Problem to solve ::
Copy each line in the data below that contains the word "douyu".

*** Data provided Section Begins ***

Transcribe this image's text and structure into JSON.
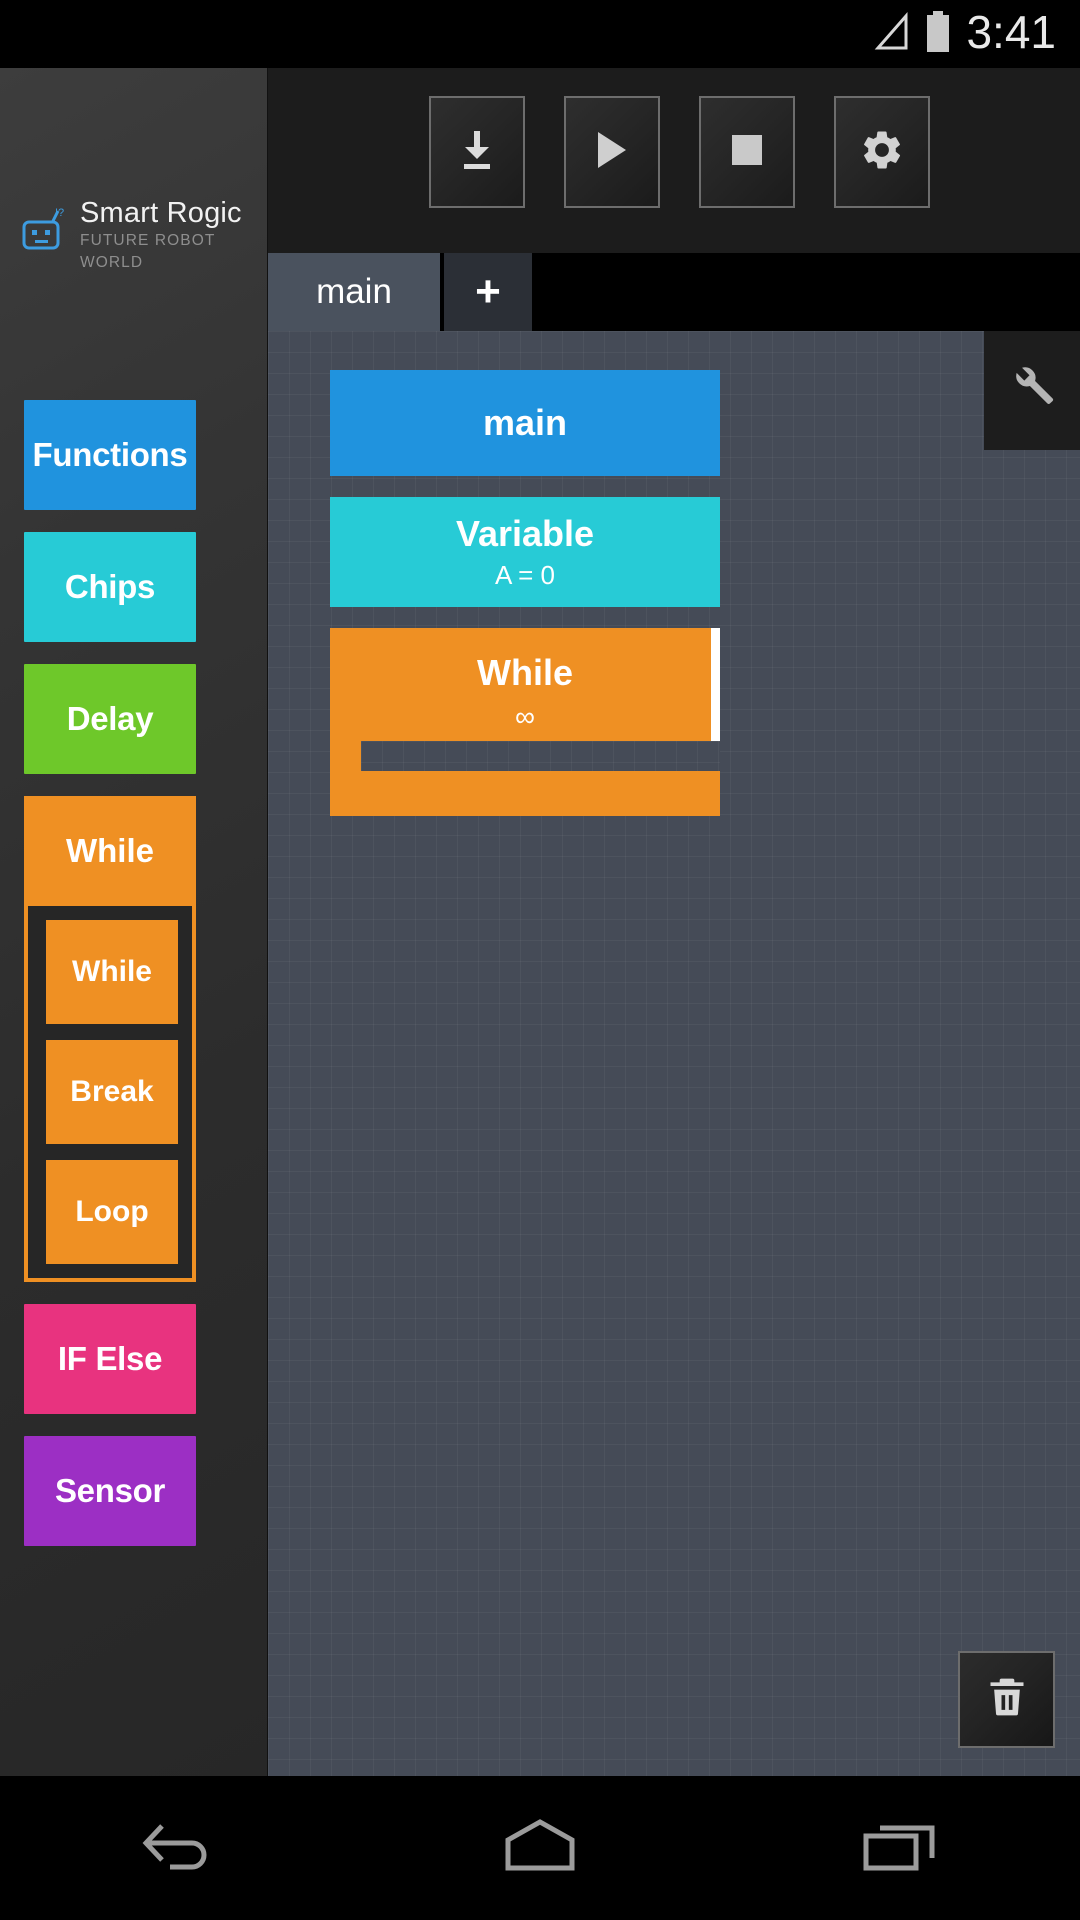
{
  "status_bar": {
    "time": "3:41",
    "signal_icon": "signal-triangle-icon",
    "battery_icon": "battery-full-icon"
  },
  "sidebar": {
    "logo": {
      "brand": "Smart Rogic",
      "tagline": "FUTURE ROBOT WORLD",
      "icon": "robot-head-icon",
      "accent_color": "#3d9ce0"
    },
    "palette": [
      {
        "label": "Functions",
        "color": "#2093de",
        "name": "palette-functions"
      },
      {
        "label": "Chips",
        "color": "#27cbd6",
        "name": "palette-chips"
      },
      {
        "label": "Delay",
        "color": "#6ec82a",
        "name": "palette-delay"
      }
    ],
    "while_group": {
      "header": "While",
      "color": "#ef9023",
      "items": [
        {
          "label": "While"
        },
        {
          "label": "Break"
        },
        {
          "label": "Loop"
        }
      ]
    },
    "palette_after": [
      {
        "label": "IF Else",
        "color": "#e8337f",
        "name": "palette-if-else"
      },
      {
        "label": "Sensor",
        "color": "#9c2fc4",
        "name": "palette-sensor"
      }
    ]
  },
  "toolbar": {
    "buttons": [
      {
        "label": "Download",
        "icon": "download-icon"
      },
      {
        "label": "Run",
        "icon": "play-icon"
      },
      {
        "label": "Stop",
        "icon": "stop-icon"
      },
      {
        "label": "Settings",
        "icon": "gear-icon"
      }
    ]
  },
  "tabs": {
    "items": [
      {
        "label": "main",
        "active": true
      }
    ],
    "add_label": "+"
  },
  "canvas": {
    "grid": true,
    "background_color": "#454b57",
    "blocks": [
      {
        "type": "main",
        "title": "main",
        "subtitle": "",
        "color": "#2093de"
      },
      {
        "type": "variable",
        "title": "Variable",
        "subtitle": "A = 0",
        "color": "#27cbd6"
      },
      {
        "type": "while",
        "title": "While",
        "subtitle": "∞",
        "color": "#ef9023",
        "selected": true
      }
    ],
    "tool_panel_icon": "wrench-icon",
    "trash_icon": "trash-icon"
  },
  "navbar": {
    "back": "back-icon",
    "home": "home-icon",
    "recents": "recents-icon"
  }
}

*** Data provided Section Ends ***
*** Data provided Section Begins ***

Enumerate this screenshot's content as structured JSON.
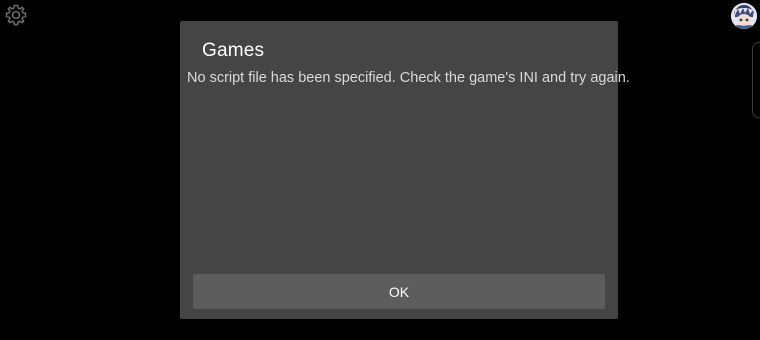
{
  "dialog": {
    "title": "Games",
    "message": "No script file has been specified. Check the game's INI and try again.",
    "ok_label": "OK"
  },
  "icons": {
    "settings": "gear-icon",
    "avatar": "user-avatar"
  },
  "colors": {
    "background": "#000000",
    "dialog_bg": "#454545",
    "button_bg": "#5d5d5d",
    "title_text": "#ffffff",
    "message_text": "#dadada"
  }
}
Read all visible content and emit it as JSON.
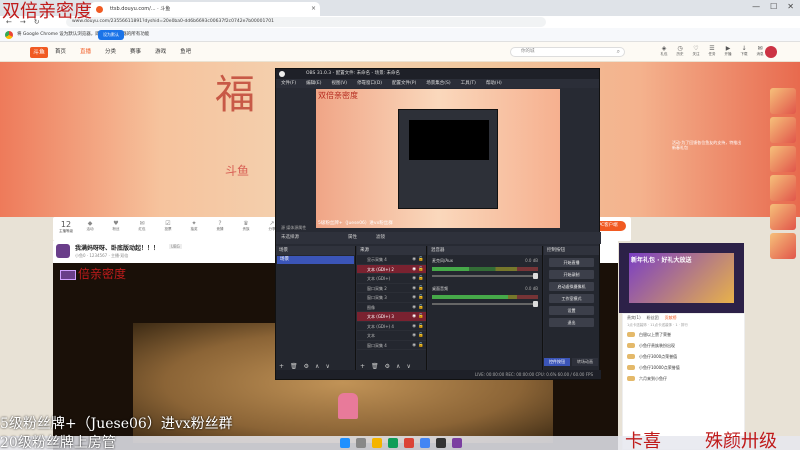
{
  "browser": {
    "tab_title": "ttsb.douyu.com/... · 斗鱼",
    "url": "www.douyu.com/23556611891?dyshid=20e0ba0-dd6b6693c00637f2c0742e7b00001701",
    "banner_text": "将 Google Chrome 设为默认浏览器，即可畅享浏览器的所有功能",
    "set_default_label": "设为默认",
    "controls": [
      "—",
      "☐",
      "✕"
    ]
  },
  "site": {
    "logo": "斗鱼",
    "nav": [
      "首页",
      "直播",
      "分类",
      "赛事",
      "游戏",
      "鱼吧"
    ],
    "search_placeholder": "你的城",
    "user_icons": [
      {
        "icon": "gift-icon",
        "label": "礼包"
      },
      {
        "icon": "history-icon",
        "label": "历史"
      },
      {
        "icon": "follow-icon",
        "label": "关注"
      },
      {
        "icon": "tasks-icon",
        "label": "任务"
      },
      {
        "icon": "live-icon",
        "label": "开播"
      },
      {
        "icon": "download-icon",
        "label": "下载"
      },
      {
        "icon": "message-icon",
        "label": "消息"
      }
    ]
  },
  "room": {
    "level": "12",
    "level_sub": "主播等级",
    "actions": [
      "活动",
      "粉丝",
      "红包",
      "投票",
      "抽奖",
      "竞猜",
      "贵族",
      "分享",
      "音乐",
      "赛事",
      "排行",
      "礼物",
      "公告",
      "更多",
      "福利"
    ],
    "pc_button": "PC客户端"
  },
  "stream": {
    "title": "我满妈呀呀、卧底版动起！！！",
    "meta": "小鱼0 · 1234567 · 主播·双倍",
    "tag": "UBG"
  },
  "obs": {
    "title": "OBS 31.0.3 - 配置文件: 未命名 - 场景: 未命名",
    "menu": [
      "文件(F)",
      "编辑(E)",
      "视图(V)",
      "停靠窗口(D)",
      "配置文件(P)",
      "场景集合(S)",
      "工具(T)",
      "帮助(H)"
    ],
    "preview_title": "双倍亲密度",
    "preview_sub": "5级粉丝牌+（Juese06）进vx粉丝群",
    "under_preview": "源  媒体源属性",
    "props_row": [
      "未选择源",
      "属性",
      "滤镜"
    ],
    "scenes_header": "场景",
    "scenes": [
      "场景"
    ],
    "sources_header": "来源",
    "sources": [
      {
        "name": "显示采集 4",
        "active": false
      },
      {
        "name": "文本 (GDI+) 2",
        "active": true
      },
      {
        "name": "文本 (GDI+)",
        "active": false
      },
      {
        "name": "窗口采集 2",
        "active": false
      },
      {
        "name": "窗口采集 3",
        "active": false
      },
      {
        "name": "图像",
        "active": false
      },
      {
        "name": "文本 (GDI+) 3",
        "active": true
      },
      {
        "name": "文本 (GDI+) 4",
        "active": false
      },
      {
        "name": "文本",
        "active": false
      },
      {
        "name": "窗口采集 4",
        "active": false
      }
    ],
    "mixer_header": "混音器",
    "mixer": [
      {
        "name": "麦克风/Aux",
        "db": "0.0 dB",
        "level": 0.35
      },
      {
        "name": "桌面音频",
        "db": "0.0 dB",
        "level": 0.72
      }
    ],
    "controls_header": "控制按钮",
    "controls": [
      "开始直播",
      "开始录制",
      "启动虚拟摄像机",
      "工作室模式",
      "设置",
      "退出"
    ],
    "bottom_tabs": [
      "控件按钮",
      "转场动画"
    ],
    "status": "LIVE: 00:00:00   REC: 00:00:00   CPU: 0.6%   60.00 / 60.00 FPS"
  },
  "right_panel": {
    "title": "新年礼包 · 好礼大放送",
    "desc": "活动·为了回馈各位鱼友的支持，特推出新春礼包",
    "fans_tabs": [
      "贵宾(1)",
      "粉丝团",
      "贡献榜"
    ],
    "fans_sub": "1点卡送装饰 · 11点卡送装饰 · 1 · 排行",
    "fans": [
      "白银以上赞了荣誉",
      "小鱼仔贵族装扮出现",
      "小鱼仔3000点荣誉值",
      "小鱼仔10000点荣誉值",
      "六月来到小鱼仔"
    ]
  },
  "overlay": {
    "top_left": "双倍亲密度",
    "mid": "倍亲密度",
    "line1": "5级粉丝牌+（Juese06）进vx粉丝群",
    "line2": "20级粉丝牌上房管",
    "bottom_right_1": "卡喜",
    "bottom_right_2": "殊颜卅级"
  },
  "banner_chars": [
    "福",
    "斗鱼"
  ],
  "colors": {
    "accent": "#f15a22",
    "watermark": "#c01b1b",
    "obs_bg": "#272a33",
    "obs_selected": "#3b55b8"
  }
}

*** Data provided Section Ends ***

Answer space ::
    "tab_title": "ttsb.douyu.com/... · 斗鱼",
    "url": "www.douyu.com/23556611891?dyshid=20e0ba0-dd6b6693c00637f2c0742e7b00001701",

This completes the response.